_TASK INSTRUCTIONS_
Pick out each line of the records that includes the string "System", and copy it.
[RECORDS FOR PROCESSING — start]
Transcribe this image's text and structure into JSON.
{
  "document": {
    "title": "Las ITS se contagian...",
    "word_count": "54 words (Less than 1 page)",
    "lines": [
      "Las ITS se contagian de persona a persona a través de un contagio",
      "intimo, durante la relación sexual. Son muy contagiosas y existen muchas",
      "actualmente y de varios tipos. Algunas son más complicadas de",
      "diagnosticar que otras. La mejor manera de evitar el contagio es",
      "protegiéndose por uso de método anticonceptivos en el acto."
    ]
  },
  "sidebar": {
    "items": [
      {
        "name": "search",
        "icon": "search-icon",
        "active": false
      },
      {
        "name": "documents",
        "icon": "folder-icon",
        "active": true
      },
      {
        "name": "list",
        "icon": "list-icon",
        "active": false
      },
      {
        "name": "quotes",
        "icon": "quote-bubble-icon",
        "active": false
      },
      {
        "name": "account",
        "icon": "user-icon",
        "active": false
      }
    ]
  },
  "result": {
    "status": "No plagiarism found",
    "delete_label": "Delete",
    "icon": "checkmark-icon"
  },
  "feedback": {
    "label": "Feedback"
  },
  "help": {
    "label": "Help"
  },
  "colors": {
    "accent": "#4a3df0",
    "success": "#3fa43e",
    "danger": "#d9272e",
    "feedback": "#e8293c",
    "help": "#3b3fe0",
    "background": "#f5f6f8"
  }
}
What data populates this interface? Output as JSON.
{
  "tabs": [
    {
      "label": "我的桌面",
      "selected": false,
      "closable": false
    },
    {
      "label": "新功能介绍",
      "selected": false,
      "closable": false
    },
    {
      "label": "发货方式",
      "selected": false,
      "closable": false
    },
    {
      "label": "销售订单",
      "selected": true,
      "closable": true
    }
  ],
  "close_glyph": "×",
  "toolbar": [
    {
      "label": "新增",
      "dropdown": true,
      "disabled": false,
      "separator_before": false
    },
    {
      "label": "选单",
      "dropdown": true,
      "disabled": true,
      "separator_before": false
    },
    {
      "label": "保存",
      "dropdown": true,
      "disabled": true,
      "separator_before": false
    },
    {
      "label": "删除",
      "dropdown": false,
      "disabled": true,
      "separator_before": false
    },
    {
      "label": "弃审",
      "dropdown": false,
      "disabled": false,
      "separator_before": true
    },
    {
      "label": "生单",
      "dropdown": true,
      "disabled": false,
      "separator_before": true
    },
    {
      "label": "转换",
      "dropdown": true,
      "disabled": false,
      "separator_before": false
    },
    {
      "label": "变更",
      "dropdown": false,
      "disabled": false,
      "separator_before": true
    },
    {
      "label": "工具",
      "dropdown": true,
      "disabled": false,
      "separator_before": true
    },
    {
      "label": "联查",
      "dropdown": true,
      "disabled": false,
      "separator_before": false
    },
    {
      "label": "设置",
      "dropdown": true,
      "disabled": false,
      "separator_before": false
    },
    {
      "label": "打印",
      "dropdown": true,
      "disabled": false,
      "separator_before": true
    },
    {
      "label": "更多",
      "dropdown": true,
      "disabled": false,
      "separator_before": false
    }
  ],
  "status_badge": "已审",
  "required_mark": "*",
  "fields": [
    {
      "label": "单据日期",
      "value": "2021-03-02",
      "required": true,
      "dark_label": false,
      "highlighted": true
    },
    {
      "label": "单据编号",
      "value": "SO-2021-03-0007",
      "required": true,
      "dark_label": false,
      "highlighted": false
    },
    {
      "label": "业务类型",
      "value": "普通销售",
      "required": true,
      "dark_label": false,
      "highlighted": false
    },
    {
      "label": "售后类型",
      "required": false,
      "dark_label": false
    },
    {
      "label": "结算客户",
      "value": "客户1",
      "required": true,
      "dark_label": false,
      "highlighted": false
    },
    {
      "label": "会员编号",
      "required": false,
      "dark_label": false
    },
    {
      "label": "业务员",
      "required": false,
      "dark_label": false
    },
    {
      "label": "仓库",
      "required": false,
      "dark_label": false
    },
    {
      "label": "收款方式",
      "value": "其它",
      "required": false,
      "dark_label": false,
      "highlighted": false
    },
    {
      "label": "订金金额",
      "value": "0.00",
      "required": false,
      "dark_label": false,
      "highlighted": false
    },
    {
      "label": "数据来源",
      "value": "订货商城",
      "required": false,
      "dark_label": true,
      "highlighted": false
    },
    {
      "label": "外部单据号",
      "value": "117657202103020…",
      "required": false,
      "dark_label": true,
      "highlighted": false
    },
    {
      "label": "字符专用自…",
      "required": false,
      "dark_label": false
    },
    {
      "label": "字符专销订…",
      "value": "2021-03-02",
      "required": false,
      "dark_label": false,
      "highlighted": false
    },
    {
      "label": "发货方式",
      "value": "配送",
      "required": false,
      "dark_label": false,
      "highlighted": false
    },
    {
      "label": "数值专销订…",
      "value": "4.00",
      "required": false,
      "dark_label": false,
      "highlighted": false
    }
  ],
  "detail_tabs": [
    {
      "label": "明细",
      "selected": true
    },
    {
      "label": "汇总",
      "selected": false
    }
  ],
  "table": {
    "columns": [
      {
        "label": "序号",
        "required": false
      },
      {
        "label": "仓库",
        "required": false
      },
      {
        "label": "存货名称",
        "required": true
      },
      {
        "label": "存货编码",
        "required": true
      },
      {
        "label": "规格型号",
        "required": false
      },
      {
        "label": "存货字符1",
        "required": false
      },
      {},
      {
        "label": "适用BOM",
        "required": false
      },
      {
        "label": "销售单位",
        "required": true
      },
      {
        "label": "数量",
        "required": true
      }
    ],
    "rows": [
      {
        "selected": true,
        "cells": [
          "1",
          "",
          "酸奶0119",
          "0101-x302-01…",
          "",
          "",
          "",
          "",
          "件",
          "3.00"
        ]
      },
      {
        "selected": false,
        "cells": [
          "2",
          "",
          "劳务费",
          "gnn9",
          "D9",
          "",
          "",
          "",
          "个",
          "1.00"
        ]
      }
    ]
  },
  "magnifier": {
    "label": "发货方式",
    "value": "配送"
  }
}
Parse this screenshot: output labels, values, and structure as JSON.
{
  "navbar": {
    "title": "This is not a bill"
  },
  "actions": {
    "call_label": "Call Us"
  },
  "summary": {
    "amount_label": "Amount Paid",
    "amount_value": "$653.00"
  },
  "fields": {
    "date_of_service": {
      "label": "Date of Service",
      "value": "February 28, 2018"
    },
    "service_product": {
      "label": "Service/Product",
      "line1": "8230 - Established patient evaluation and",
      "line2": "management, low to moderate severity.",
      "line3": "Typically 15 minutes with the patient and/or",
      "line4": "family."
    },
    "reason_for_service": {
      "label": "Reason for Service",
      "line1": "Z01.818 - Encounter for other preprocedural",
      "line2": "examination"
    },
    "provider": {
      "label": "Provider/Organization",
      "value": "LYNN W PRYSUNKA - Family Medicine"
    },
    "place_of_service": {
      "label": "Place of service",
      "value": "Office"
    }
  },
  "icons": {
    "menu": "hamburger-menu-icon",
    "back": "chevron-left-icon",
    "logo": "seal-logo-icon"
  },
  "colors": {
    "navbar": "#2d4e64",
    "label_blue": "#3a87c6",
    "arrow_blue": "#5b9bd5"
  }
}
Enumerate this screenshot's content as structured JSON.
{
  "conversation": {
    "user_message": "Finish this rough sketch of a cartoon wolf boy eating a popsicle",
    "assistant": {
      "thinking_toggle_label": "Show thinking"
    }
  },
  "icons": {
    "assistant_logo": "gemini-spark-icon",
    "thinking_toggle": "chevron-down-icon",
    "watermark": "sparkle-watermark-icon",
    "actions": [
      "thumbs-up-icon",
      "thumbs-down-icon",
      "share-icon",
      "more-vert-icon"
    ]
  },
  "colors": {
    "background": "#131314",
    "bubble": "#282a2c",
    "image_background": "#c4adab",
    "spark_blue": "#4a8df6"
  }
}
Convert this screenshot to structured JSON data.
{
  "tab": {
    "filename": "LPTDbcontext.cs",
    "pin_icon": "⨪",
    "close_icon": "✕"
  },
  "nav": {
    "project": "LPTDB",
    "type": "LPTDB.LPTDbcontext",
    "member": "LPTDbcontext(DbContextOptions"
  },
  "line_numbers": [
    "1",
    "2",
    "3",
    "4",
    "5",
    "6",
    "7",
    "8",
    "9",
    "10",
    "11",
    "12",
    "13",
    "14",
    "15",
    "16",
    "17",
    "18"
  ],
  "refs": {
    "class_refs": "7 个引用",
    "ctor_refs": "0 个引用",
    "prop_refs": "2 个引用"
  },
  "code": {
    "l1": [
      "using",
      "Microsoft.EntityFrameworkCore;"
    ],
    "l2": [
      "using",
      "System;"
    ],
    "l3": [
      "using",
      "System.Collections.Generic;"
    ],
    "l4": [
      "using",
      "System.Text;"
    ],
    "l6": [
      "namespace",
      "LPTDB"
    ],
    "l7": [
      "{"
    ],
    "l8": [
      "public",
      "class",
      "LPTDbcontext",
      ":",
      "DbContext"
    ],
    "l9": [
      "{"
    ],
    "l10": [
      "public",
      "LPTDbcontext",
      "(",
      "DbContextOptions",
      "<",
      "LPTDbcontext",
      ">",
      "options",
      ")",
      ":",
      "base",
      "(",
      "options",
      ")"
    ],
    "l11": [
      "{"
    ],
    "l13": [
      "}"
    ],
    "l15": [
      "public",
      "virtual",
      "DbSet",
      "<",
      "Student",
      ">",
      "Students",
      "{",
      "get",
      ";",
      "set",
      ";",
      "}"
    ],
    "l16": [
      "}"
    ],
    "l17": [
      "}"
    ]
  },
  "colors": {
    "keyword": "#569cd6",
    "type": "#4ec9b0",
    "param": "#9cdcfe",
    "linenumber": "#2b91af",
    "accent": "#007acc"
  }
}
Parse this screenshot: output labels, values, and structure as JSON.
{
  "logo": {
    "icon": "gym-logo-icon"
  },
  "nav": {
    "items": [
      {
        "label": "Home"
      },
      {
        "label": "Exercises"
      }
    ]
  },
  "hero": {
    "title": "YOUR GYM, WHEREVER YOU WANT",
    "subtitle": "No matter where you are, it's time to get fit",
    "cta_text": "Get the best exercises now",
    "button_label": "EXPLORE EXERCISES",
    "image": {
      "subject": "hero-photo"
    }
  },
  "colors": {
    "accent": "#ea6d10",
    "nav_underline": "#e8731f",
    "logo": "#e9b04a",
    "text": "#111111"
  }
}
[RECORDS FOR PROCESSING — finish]
_COMPLETED EXERCISE_
      "System;"
      "System.Collections.Generic;"
      "System.Text;"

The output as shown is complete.